All of the ancient prayers in Indian culture didn't talk about saving yourself, protecting yourself, or improving one's life. "Oh lord, destroy me so that I can become like you" has always been the prayer in all of the ancient prayers. So, when we talk about Shivratri, the month's darkest night, it's an opportunity to let go of one's limitations and experience the limitless source of creation—the seed in every human being.
Mahashivratri and A Night of Awakening offer an opportunity to experience the vast emptiness that lies within each human being and is the source of all creation. Shiva, on the other hand, is referred to as the destroyer. On the other hand, he is regarded as the most caring individual. Additionally, he is regarded as the greatest giver. There are numerous tales of Shiva's compassion in the yoga lore. His acts of compassion have been remarkable and amazing all at the same time. Therefore, Mahashivratri is also a special night for giving. We wish and pray that you will not pass this night without experiencing the vastness of this void, which we refer to as Shiva. Not only should this night be a night of awakening, but it should also be a night of awakening for you.
Why is Mahashivratri celebrated?
It is believed that Lord Shiva and Goddess Parvati tied the knot on Mahashivratri. As a result, their union is commemorated annually on this day.
Why is the night of Mahashivratri the darkest?
Since ancient times, Mahashivaratri, or the darkest night, has been celebrated as the night of great and powerful Shiva. Mahashivratri, which literally translates to "the great (maha) night (ratri) of Shiva," is probably the most significant spiritual occasion in India's Hindu and yoga cultures. This night marks the moon's waning.
Why does Shivratri hold such power?
Mahashivratri falls in the month of phalgun's krishna paksh Chaturdashi, and it is the night that is dedicated to the worship of Aadi Anant Mahadev. It is believed that Lord Shiva and Goddess Parvati tied the knot on this auspicious day. In India, Mahashivratri is a major festival that is especially important to Hindus.
What regulations apply during Mahashivratri?
Sankalp for Mahashivratri fasting is consumed one day before the vrat, following a morning bath and Shiv Puja. Place some rice and water in the palm for the sankalp. 2. On the day of the fast, rise early around Brahma Muhurta, or sunrise.
What is Lord Shiva's favorite dish?
According to the shashtras, the Mahayogi is fond of kand-mool.
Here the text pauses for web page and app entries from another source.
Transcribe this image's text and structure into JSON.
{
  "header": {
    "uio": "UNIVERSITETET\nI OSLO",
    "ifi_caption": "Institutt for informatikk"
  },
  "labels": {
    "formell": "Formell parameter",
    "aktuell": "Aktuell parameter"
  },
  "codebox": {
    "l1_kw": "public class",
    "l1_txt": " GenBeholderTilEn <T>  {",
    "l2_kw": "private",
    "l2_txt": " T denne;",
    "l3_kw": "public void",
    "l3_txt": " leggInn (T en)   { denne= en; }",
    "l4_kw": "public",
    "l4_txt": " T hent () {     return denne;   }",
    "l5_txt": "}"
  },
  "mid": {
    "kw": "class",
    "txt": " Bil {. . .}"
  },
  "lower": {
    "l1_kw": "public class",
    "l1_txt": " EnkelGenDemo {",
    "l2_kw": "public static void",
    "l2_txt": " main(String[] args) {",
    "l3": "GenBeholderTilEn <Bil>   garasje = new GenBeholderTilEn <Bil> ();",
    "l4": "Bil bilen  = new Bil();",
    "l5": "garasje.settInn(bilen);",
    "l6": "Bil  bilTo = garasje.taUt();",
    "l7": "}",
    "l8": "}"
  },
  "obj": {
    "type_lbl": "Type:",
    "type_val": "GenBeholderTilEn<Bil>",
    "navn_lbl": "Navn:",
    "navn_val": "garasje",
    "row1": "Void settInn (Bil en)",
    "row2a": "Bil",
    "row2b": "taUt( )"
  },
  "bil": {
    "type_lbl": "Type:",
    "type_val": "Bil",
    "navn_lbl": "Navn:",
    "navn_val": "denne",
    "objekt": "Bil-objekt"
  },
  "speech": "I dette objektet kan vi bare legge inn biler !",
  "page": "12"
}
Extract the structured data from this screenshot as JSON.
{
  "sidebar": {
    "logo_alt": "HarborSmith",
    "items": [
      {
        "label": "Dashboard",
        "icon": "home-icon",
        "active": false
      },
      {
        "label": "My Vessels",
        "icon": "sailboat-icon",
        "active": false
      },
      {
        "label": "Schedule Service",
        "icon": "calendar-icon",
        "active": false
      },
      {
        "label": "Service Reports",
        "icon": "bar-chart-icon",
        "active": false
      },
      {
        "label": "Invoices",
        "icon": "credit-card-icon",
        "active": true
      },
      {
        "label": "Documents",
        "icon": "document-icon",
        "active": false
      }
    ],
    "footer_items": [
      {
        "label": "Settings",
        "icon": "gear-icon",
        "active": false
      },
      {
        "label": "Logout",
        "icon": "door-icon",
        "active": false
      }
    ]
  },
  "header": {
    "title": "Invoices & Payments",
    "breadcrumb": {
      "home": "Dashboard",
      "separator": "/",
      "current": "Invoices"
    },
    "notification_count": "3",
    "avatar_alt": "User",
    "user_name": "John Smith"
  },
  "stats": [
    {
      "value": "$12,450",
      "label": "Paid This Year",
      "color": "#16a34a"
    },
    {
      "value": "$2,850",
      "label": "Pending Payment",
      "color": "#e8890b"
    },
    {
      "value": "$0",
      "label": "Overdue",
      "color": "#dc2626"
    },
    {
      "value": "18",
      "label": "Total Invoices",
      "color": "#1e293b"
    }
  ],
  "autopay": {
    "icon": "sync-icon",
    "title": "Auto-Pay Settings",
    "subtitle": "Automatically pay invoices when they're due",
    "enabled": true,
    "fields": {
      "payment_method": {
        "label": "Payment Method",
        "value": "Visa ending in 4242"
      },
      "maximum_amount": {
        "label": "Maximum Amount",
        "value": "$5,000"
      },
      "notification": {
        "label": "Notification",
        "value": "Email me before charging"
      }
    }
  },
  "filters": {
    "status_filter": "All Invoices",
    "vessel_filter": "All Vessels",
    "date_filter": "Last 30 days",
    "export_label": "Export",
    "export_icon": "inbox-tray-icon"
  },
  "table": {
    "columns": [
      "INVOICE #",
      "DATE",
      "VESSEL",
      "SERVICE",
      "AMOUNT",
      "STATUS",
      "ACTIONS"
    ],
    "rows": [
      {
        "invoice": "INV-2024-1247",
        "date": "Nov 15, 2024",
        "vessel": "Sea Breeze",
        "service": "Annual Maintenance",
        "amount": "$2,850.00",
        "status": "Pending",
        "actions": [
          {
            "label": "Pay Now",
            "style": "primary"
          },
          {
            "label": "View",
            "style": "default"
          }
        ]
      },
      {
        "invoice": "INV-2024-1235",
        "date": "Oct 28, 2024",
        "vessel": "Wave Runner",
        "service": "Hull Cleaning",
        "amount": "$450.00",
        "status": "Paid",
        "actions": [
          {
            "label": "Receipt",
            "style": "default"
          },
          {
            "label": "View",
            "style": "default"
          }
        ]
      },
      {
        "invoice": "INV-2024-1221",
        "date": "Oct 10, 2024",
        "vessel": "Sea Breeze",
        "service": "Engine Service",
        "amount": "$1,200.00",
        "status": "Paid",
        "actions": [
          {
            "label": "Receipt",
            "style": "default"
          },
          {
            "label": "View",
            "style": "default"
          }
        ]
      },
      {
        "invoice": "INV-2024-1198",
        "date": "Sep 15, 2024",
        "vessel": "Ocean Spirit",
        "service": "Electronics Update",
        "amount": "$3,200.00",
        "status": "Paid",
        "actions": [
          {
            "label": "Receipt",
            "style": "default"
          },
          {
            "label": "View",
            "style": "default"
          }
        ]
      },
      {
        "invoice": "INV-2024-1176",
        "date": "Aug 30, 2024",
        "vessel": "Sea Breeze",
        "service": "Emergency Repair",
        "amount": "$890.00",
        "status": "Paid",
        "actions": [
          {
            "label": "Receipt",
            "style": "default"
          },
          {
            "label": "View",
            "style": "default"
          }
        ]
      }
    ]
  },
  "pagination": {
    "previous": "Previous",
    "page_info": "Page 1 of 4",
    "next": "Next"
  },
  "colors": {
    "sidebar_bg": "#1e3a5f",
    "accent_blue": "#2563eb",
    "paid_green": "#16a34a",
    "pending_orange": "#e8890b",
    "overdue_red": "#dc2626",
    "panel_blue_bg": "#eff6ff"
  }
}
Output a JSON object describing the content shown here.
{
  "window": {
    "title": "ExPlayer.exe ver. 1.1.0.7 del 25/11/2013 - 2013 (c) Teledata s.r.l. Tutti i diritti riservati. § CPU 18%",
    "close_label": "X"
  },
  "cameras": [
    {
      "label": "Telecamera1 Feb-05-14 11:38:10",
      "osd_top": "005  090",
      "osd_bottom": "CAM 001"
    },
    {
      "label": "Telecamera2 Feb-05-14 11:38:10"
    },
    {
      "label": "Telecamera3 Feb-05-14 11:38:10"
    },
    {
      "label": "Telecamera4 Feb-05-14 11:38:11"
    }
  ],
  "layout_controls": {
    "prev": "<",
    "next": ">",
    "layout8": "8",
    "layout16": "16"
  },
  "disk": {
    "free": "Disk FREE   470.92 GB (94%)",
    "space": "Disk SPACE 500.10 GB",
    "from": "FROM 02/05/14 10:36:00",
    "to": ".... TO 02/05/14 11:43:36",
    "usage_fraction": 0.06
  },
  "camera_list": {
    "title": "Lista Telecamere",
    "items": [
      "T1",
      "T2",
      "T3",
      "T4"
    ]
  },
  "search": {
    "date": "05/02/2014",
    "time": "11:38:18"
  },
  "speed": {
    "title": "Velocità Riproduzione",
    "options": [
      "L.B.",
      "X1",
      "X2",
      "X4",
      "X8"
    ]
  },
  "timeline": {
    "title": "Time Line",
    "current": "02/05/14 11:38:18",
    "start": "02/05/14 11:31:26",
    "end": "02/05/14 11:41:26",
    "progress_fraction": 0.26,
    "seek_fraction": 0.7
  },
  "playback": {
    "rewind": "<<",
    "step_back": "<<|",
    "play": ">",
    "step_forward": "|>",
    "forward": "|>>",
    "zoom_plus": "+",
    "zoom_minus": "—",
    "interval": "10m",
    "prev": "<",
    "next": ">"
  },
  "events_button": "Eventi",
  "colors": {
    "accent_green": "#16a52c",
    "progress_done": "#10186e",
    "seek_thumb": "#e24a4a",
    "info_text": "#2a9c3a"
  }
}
Bhang, dhatura, milk, thandai, and white-colored sweets are among his favorites.
On Shivratri, which color should not be worn?
Nevertheless, devotees frequently steer clear of dark hues, particularly black. There are numerous opportunities to dress up and celebrate one's ethnicity and traditions in Indian culture, which is also known for its abundance of festivals and colors. On this day, it is also believed that Lord Shiva performs Tandav.
Which mantra is Lord Shiva's favorite?
It is a variant of the Gayatri Mantra, Hinduism's most potent mantra. Why do girls celebrate Shivaratri? The Shiva Gayatri Mantra is extremely potent, it brings you peace of mind, which pleases Lord Shiva.
Unmarried women observe a fast on this auspicious day in order to attract a husband like Lord Shiva, who is regarded as the ideal husband. According to the Shiv Purana, a devotee will receive Lord Shiva's divine grace if he observes the Shivaratri fast with sincerity, pure devotion, and love.
How can I cheer up Lord Shiva?
Om mahashivay somay nam, the mantra, should be chanted repeatedly. Devotees should then perform Shiva aarti and make offerings of fruits and flowers to Lord Shiva. The prayers ought to be said with faith and a pure heart. Devotees should later accept the charanamrut, which the priest gives as a Prasad.